As illustrated in the image, the addresses from the dataset are mostly in North America. So that it is not a complete dataset for all Tim Hortons globally as it was claimed in Kaggle. It doesn’t matter to us because the purpose of this article is to demonstrate how to plot Lat and Long on the maps. If you are interested in a complete dataset of all Tim Hortons, I would suggest scraping the information using Google Map API directly.
Clean the data:
There are two dots far away from others. Let’s take a closer look.
As shown above, these two stores are located in North America, but the Lat and Long values are wrong. We can remove them from the dataset.
A quick EDA:
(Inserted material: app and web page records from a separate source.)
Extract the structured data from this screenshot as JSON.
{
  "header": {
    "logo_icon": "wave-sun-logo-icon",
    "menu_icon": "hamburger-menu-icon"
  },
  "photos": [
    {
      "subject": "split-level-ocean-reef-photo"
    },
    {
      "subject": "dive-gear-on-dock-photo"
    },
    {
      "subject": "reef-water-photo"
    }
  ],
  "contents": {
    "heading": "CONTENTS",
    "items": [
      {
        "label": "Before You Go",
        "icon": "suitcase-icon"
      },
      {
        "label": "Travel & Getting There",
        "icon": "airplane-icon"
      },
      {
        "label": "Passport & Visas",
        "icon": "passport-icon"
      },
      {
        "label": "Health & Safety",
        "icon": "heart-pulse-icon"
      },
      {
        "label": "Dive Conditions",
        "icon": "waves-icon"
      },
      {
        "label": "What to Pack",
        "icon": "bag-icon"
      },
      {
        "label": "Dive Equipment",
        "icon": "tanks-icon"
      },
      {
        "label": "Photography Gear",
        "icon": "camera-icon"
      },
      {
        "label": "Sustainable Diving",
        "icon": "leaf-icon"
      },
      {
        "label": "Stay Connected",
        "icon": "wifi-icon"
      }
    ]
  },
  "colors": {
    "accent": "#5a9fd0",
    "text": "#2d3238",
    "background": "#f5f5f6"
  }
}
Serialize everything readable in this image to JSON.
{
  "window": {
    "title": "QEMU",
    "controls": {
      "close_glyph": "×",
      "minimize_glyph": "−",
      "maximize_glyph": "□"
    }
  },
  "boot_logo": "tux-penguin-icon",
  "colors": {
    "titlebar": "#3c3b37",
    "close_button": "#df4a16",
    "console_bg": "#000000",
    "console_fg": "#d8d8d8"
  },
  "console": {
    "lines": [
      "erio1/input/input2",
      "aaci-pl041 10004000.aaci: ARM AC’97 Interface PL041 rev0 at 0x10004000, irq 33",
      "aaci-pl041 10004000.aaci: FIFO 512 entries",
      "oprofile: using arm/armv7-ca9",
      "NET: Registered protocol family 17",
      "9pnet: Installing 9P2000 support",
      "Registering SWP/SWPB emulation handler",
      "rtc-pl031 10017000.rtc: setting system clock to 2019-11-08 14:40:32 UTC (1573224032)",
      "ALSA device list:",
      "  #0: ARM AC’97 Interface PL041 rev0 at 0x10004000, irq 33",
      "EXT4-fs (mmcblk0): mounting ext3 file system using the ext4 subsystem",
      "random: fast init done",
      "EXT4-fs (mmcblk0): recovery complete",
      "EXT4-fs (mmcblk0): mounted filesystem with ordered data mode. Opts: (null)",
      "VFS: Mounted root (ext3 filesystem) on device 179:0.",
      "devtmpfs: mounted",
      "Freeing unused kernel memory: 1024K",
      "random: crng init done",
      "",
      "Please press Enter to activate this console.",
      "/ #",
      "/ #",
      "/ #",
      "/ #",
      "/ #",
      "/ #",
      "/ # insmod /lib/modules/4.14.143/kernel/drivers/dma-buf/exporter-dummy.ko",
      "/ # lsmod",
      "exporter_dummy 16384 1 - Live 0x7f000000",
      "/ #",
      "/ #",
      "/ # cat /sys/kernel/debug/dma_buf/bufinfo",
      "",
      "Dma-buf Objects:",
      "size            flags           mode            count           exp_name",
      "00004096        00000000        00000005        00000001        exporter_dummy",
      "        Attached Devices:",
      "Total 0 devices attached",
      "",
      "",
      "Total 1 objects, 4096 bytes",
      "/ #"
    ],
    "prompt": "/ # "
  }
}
The code checked the address and created a new column ‘country’ to save the county where the stores located at. There are 3749 stores in Canada and 595 in the US from this dataset.
The chart returned the largest and smallest values of latitude and longitude.
A ‘fancy’ Plot with
Here we create another plot to show how to use
In the code, we specified the scope = ‘north america’, and the marker symbol = ‘square’.
Check the northernmost Tim Hortons:
restaurant_70237 is the northernmost Tim Hortons in the world. Even the dataset is not complete, I believe it is after verified the result on Google Map. Let’s check for the details:
As shown in the address column, it is a Tim Hortons located in Nunavut. Yes, Nunavut!!
Nunavut is the closest inhabited place to the North Pole in the world. It is also known for its indigenous Inuit people’s carvings and handmade clothing. If Santa Claus likes Tim Hortons (“I like it!” — from Santa who is studying machine learning), this location is the nearest to his home 🎅🎄👏
In this article, we learned how to create interactive geographical scatter plots on world maps using Plotly and Python with a dataset of Tim Hortons locations. Congrats! Now, let’s head to Nunavut and have a coffee with Santa.